Is an asymmetric jurisdiction clause an exclusive jurisdiction clause under the Brussels Recast?

Cranston J held that an asymmetric jurisdiction clause is an exclusive jurisdiction clause for the purposes of the Brussels Recast.  Cranston took the view that the issue was not a question of English law, but instead the autonomous interpretation of the Brussels Recast. 

The natural meaning of the words in Article 31(2) “an agreement [which] confers exclusive jurisdiction” includes asymmetric jurisdiction clauses.  An asymmetric jurisdiction clause confers exclusive jurisdiction on a Member State, in this case England, and the fact that it applies in respect of a claim by one party only does not change the analysis.  The judge found support for this proposition in Nikolaus Meeth v Glacetal Sarl [1979] CMLR 520 in which the European Court of Justice held that a jurisdiction clause requiring a French party to sue in Germany and a German party to sue in France conferred exclusive jurisdiction on Germany in proceeding brought by the French party and exclusive jurisdiction on France in proceedings brought by the German party.

In addition, the judge took the view that the aims of the Brussels Recast, in particular, party autonomy, enhancing the effectiveness of exclusive choice of court agreements and avoiding abuse tactics could only be achieved if asymmetric jurisdiction clauses were treated as exclusive for the purposes of Article 31(2).   

Cranston J did not consider that the Hague Convention on Choice of Court Agreements (the Hague Convention), which only applies to exclusive jurisdiction agreements, assisted with the characterisation of asymmetric jurisdiction clauses under the Brussels Recast.  Although the Hague Convention was negotiated in parallel with the Brussels Recast and the Counsel Decision adopting the Convention referred to ensuring coherence between them, there were significant differences between the two, for example the Hague Convention defines exclusive jurisdiction clauses whereas the Brussels Recast does not.  Although the Explanatory Report to the Hague Convention suggests that asymmetric jurisdiction clauses fell outside the scope of the Hague Convention, Cranston J found obiter that there were “good arguments,” in his view, that the definition of exclusive jurisdiction clauses in the Hague Convention could cover asymmetric jurisdiction clauses.  The judge also took the view that, even if the Hague Convention was to be read as excluding asymmetric jurisdiction clauses, this was “of no assistance to the quite separate issue of their characterisation under Article 31(2) of the Brussels Recast.”


This is a helpful decision for financial institutions.
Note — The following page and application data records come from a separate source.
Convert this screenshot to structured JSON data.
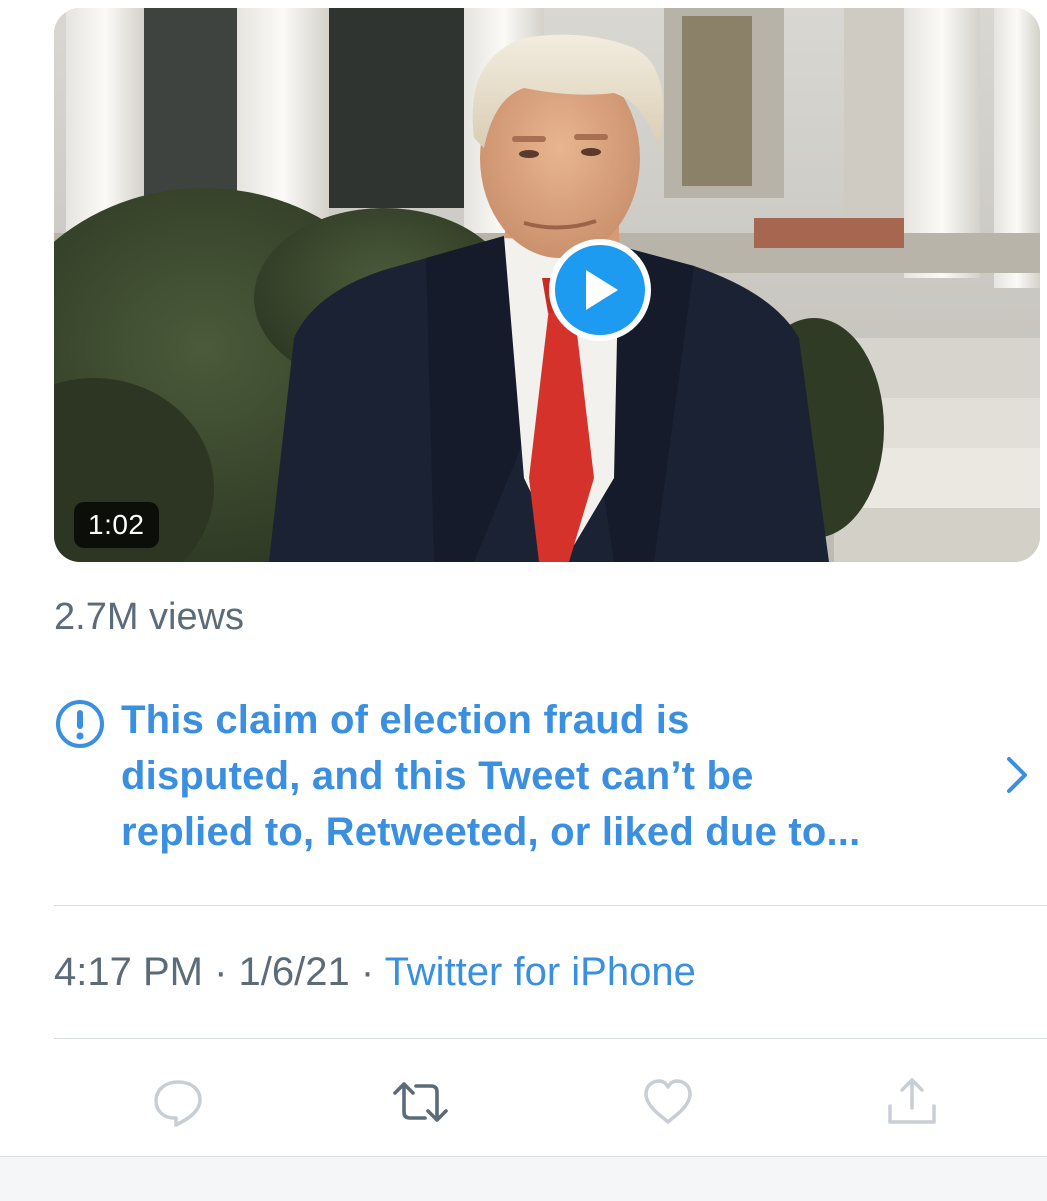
{
  "video": {
    "duration": "1:02",
    "play_icon": "play-icon"
  },
  "views": "2.7M views",
  "notice": {
    "icon": "exclamation-circle-icon",
    "lines": [
      "This claim of election fraud is",
      "disputed, and this Tweet can’t be",
      "replied to, Retweeted, or liked due to..."
    ],
    "chevron": "chevron-right-icon"
  },
  "meta": {
    "time": "4:17 PM",
    "separator": " · ",
    "date": "1/6/21",
    "source": "Twitter for iPhone"
  },
  "actions": {
    "reply_icon": "reply-icon",
    "retweet_icon": "retweet-icon",
    "like_icon": "heart-icon",
    "share_icon": "share-icon"
  },
  "colors": {
    "accent": "#3a8fe0",
    "play_button": "#1d9bf0",
    "secondary_text": "#5b6b77",
    "muted_icon": "#c8ced4",
    "active_icon": "#5b6b77"
  }
}
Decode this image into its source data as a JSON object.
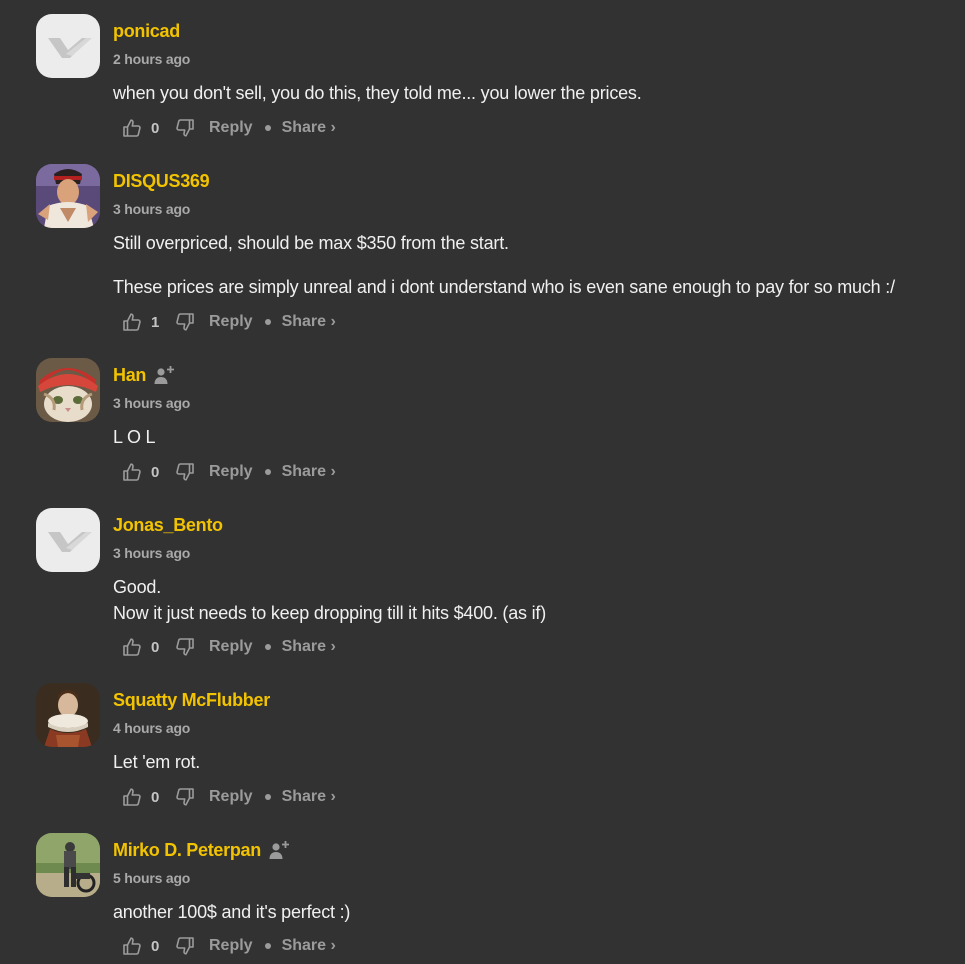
{
  "colors": {
    "background": "#323232",
    "author": "#f2c300",
    "meta": "#a9a9a9",
    "action": "#9b9b9b"
  },
  "action_labels": {
    "reply": "Reply",
    "share": "Share ›"
  },
  "icons": {
    "upvote": "thumbs-up-icon",
    "downvote": "thumbs-down-icon",
    "follow": "follow-user-icon",
    "separator": "dot-separator"
  },
  "comments": [
    {
      "author": "ponicad",
      "time": "2 hours ago",
      "body": [
        "when you don't sell, you do this, they told me... you lower the prices."
      ],
      "upvotes": "0",
      "avatar": "default-logo-avatar",
      "follow": false
    },
    {
      "author": "DISQUS369",
      "time": "3 hours ago",
      "body": [
        "Still overpriced, should be max $350 from the start.",
        "These prices are simply unreal and i dont understand who is even sane enough to pay for so much :/"
      ],
      "upvotes": "1",
      "avatar": "fighter-avatar",
      "follow": false
    },
    {
      "author": "Han",
      "time": "3 hours ago",
      "body": [
        "L O L"
      ],
      "upvotes": "0",
      "avatar": "cat-with-bandana-avatar",
      "follow": true
    },
    {
      "author": "Jonas_Bento",
      "time": "3 hours ago",
      "body": [
        "Good.\nNow it just needs to keep dropping till it hits $400. (as if)"
      ],
      "upvotes": "0",
      "avatar": "default-logo-avatar",
      "follow": false
    },
    {
      "author": "Squatty McFlubber",
      "time": "4 hours ago",
      "body": [
        "Let 'em rot."
      ],
      "upvotes": "0",
      "avatar": "portrait-painting-avatar",
      "follow": false
    },
    {
      "author": "Mirko D. Peterpan",
      "time": "5 hours ago",
      "body": [
        "another 100$ and it's perfect :)"
      ],
      "upvotes": "0",
      "avatar": "motorbike-photo-avatar",
      "follow": true
    }
  ]
}
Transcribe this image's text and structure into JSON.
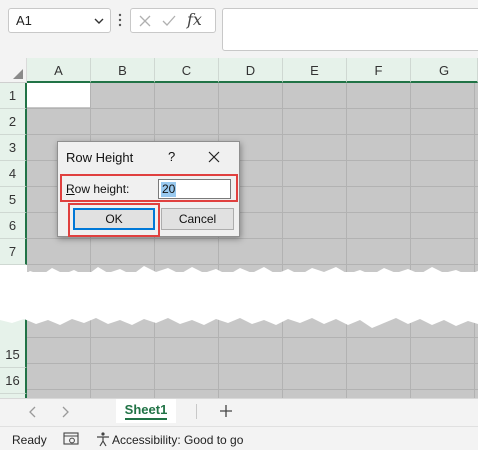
{
  "formula_bar": {
    "name_box": "A1",
    "fx_label": "fx",
    "formula_value": ""
  },
  "columns": [
    "A",
    "B",
    "C",
    "D",
    "E",
    "F",
    "G"
  ],
  "rows_top": [
    "1",
    "2",
    "3",
    "4",
    "5",
    "6",
    "7"
  ],
  "rows_bottom": [
    "15",
    "16"
  ],
  "dialog": {
    "title": "Row Height",
    "help": "?",
    "label_accel": "R",
    "label_rest": "ow height:",
    "value": "20",
    "ok": "OK",
    "cancel": "Cancel"
  },
  "sheet_tabs": {
    "active": "Sheet1"
  },
  "status_bar": {
    "ready": "Ready",
    "accessibility": "Accessibility: Good to go"
  },
  "colors": {
    "excel_green": "#217346",
    "highlight_red": "#e0403f",
    "selection_blue": "#99c9ef",
    "default_button_border": "#0078d7"
  }
}
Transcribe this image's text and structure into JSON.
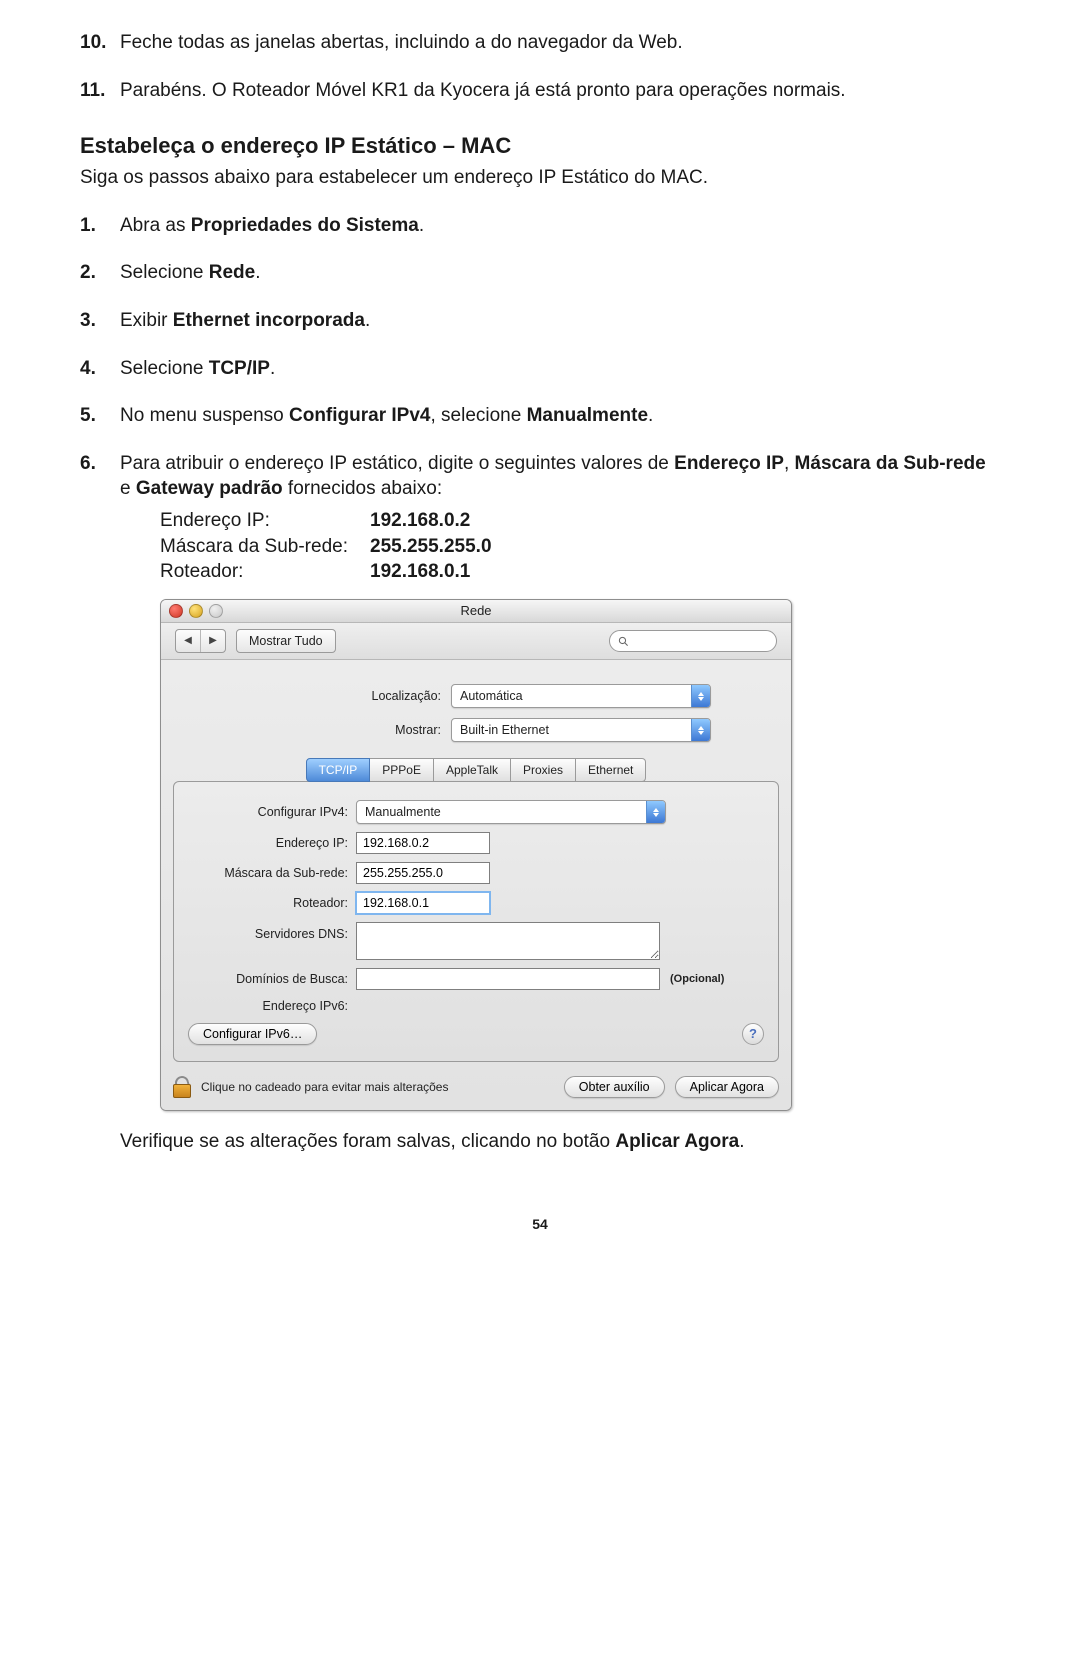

Whilst there have been obiter decisions to suggest that asymmetric jurisdiction clauses benefited from the Brussels Recast anti-torpedo rules, such as Perella Weinberg Partners UK LLP & anr v Codere SA [2016] EWHC 1182 (Comm), this is the first EU decision to address the point directly.

The decision indicates that in the English courts it will be difficult for a commercial borrower/guarantor to breach an asymmetric jurisdiction clause to escape the Brussels Recast’s anti-torpedo rules.  However, it is unclear if the courts of other Member States, or the Court of Justice of the European Union, will take the same approach as the English courts. 

Asymmetric jurisdiction clauses are used widely in international financial agreements and this decision means they are likely to continue to be a popular option, but parties to finance agreements should be aware that a certain level of risk to the validity of asymmetric jurisdiction clauses remains. 

Further information

This case summary is part of the Allen & Overy Litigation and Dispute Resolution Review, a monthly publication.  For more information please contact Amy Edwards at ​